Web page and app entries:
((

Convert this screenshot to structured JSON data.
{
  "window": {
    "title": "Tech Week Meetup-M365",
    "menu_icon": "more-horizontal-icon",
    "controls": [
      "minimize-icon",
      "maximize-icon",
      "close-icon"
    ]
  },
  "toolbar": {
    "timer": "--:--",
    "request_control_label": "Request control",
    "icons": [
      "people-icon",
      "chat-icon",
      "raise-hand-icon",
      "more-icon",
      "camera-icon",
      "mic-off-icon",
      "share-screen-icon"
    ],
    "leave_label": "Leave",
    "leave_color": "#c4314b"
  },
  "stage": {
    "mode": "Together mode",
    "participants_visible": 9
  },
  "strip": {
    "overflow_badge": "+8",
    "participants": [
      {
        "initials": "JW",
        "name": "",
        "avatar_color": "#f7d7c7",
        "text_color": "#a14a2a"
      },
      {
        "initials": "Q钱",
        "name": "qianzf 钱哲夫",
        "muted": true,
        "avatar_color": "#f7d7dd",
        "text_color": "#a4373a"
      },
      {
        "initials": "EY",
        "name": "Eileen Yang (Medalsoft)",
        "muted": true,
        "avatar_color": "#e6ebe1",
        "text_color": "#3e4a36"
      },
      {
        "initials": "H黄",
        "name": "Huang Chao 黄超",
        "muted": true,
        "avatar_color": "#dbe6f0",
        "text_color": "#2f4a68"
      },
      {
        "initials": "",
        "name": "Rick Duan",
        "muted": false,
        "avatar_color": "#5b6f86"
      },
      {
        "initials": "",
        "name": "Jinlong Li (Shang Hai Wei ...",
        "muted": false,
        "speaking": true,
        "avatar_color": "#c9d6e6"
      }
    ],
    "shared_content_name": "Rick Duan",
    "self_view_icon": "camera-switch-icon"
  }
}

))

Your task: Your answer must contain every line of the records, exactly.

Solution to this problem:
Convert this screenshot to structured JSON data.
{
  "window": {
    "title": "Tech Week Meetup-M365",
    "menu_icon": "more-horizontal-icon",
    "controls": [
      "minimize-icon",
      "maximize-icon",
      "close-icon"
    ]
  },
  "toolbar": {
    "timer": "--:--",
    "request_control_label": "Request control",
    "icons": [
      "people-icon",
      "chat-icon",
      "raise-hand-icon",
      "more-icon",
      "camera-icon",
      "mic-off-icon",
      "share-screen-icon"
    ],
    "leave_label": "Leave",
    "leave_color": "#c4314b"
  },
  "stage": {
    "mode": "Together mode",
    "participants_visible": 9
  },
  "strip": {
    "overflow_badge": "+8",
    "participants": [
      {
        "initials": "JW",
        "name": "",
        "avatar_color": "#f7d7c7",
        "text_color": "#a14a2a"
      },
      {
        "initials": "Q钱",
        "name": "qianzf 钱哲夫",
        "muted": true,
        "avatar_color": "#f7d7dd",
        "text_color": "#a4373a"
      },
      {
        "initials": "EY",
        "name": "Eileen Yang (Medalsoft)",
        "muted": true,
        "avatar_color": "#e6ebe1",
        "text_color": "#3e4a36"
      },
      {
        "initials": "H黄",
        "name": "Huang Chao 黄超",
        "muted": true,
        "avatar_color": "#dbe6f0",
        "text_color": "#2f4a68"
      },
      {
        "initials": "",
        "name": "Rick Duan",
        "muted": false,
        "avatar_color": "#5b6f86"
      },
      {
        "initials": "",
        "name": "Jinlong Li (Shang Hai Wei ...",
        "muted": false,
        "speaking": true,
        "avatar_color": "#c9d6e6"
      }
    ],
    "shared_content_name": "Rick Duan",
    "self_view_icon": "camera-switch-icon"
  }
}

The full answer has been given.